» **Dataset rows describing interfaces**
<<<<

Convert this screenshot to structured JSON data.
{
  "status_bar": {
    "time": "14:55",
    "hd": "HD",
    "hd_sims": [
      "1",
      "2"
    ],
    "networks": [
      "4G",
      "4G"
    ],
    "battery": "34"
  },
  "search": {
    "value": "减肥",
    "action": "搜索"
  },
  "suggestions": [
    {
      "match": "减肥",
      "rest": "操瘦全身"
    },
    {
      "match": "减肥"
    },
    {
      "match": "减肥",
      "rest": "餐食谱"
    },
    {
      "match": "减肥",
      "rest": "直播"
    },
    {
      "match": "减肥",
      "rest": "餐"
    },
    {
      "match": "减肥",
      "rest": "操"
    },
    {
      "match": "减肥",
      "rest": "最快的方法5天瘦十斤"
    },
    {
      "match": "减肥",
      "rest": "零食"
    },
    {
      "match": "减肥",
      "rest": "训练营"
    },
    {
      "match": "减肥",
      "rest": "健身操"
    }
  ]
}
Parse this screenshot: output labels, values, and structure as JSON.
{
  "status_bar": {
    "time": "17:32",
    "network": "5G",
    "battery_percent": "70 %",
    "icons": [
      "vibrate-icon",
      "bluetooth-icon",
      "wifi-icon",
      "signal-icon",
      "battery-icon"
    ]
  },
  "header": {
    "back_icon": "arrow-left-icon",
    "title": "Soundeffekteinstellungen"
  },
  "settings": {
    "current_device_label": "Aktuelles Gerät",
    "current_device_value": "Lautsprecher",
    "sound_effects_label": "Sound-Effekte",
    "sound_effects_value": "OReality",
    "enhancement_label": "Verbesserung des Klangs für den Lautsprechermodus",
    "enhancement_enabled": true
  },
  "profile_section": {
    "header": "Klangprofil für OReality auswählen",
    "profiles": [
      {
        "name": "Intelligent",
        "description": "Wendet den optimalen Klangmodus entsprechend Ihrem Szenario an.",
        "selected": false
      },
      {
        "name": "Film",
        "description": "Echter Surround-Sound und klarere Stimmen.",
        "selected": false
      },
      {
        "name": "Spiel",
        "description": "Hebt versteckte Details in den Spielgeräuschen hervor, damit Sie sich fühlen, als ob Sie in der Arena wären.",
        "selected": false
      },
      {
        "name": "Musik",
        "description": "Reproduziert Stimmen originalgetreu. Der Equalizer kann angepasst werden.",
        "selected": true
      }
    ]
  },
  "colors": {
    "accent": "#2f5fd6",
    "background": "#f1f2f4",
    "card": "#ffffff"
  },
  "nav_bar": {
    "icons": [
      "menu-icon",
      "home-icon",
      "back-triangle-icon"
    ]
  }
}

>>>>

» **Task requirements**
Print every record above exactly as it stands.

» **Answer to the exercise**
Convert this screenshot to structured JSON data.
{
  "status_bar": {
    "time": "14:55",
    "hd": "HD",
    "hd_sims": [
      "1",
      "2"
    ],
    "networks": [
      "4G",
      "4G"
    ],
    "battery": "34"
  },
  "search": {
    "value": "减肥",
    "action": "搜索"
  },
  "suggestions": [
    {
      "match": "减肥",
      "rest": "操瘦全身"
    },
    {
      "match": "减肥"
    },
    {
      "match": "减肥",
      "rest": "餐食谱"
    },
    {
      "match": "减肥",
      "rest": "直播"
    },
    {
      "match": "减肥",
      "rest": "餐"
    },
    {
      "match": "减肥",
      "rest": "操"
    },
    {
      "match": "减肥",
      "rest": "最快的方法5天瘦十斤"
    },
    {
      "match": "减肥",
      "rest": "零食"
    },
    {
      "match": "减肥",
      "rest": "训练营"
    },
    {
      "match": "减肥",
      "rest": "健身操"
    }
  ]
}
Parse this screenshot: output labels, values, and structure as JSON.
{
  "status_bar": {
    "time": "17:32",
    "network": "5G",
    "battery_percent": "70 %",
    "icons": [
      "vibrate-icon",
      "bluetooth-icon",
      "wifi-icon",
      "signal-icon",
      "battery-icon"
    ]
  },
  "header": {
    "back_icon": "arrow-left-icon",
    "title": "Soundeffekteinstellungen"
  },
  "settings": {
    "current_device_label": "Aktuelles Gerät",
    "current_device_value": "Lautsprecher",
    "sound_effects_label": "Sound-Effekte",
    "sound_effects_value": "OReality",
    "enhancement_label": "Verbesserung des Klangs für den Lautsprechermodus",
    "enhancement_enabled": true
  },
  "profile_section": {
    "header": "Klangprofil für OReality auswählen",
    "profiles": [
      {
        "name": "Intelligent",
        "description": "Wendet den optimalen Klangmodus entsprechend Ihrem Szenario an.",
        "selected": false
      },
      {
        "name": "Film",
        "description": "Echter Surround-Sound und klarere Stimmen.",
        "selected": false
      },
      {
        "name": "Spiel",
        "description": "Hebt versteckte Details in den Spielgeräuschen hervor, damit Sie sich fühlen, als ob Sie in der Arena wären.",
        "selected": false
      },
      {
        "name": "Musik",
        "description": "Reproduziert Stimmen originalgetreu. Der Equalizer kann angepasst werden.",
        "selected": true
      }
    ]
  },
  "colors": {
    "accent": "#2f5fd6",
    "background": "#f1f2f4",
    "card": "#ffffff"
  },
  "nav_bar": {
    "icons": [
      "menu-icon",
      "home-icon",
      "back-triangle-icon"
    ]
  }
}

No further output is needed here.